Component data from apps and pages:

____________________

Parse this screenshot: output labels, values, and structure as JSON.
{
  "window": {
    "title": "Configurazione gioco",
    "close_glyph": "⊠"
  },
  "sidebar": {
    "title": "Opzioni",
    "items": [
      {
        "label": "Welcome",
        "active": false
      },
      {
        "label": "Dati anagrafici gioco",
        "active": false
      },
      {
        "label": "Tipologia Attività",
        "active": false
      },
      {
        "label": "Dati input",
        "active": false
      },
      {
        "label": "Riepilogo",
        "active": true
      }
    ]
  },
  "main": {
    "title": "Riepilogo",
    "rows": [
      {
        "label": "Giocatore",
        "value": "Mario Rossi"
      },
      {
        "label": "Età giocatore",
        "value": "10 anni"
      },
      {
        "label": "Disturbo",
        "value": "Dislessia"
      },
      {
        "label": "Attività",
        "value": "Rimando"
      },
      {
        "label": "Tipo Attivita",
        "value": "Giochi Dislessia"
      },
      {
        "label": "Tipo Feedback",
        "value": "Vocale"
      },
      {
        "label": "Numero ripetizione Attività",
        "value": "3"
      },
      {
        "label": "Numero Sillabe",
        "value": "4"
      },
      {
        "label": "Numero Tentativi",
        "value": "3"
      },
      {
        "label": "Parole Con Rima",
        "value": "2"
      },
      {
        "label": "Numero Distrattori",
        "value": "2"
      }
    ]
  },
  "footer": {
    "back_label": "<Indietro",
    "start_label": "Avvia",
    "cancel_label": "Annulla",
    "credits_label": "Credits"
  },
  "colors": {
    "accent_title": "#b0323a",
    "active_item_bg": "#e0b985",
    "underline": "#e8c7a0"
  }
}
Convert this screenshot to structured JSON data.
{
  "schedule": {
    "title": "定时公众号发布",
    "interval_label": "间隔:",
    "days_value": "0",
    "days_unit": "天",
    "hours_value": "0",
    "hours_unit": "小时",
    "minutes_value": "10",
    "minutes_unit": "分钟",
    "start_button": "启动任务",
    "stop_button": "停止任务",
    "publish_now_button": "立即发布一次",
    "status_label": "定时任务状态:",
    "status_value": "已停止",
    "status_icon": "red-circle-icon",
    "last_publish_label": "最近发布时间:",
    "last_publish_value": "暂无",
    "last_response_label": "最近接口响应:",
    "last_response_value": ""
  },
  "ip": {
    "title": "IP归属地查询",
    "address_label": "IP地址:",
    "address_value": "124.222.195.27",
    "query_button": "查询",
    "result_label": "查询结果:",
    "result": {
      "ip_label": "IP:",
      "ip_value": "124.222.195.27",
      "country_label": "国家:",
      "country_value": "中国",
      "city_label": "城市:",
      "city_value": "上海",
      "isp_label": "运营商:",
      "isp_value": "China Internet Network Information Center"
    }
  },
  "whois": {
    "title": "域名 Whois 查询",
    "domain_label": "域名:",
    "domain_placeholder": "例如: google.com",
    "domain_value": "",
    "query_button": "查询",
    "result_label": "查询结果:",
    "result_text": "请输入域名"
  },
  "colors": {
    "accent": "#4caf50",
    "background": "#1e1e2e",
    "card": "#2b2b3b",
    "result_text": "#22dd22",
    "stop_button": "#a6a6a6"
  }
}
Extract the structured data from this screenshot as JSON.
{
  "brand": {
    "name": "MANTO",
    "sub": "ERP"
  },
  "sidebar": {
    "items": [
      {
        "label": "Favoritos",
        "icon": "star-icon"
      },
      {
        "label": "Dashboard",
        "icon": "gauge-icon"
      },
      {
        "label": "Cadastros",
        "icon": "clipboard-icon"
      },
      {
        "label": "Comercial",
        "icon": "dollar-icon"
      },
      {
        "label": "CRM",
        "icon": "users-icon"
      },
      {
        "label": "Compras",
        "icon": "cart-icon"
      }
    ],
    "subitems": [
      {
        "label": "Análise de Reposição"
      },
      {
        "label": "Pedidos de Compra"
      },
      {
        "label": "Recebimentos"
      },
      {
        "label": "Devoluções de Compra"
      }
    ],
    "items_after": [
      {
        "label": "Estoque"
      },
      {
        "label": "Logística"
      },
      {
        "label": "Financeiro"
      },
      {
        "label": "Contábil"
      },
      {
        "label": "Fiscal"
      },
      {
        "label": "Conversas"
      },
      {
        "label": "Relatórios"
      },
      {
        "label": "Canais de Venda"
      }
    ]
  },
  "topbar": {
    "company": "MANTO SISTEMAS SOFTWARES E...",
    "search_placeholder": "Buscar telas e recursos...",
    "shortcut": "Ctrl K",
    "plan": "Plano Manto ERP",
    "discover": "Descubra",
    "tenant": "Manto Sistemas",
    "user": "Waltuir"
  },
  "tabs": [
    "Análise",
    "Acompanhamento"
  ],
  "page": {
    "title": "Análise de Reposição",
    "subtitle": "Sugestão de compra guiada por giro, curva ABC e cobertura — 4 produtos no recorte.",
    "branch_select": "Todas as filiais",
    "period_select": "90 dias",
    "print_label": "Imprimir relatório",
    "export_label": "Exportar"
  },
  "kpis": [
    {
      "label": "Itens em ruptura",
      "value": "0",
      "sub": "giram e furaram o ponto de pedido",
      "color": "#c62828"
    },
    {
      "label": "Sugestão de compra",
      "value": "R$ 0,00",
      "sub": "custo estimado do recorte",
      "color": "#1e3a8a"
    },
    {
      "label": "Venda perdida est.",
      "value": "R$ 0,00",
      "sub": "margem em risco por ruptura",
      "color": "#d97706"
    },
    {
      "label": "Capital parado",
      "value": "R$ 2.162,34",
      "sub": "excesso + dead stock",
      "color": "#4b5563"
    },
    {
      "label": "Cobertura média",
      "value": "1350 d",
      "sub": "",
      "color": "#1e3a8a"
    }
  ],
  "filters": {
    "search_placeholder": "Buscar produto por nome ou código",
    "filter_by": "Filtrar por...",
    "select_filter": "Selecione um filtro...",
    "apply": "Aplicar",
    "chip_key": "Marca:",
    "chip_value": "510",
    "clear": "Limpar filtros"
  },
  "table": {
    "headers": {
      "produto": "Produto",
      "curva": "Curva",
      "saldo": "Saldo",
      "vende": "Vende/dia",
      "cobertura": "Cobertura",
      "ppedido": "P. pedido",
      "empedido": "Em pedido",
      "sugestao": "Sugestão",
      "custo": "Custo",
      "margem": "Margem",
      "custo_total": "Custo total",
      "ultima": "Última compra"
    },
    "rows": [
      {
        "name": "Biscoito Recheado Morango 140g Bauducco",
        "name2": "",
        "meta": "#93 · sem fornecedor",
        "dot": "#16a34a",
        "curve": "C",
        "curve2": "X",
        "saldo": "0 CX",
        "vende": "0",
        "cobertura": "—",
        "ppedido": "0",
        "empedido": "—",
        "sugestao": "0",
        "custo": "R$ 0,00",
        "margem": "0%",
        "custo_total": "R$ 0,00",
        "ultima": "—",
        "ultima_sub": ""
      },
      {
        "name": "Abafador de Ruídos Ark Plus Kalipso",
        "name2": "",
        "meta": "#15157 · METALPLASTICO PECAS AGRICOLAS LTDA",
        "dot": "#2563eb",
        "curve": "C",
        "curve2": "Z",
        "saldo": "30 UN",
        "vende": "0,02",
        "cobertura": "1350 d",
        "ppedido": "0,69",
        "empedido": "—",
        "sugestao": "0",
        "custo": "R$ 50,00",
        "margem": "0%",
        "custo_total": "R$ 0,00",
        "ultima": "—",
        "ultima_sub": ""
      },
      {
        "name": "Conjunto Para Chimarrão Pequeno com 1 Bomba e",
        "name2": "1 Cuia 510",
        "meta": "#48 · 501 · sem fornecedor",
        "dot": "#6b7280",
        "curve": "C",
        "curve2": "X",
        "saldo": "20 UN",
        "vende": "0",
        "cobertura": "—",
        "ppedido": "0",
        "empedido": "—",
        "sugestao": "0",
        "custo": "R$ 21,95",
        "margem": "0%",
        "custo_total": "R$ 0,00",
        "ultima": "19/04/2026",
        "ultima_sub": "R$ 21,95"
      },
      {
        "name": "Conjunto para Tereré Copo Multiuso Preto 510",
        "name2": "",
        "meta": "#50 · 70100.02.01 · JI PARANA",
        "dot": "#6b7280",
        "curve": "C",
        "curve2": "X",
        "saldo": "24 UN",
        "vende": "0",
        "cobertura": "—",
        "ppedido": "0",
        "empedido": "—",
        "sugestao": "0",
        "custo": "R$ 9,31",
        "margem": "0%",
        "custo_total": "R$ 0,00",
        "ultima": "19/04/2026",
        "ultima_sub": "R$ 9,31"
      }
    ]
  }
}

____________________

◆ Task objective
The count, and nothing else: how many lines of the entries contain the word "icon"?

◆ Response
7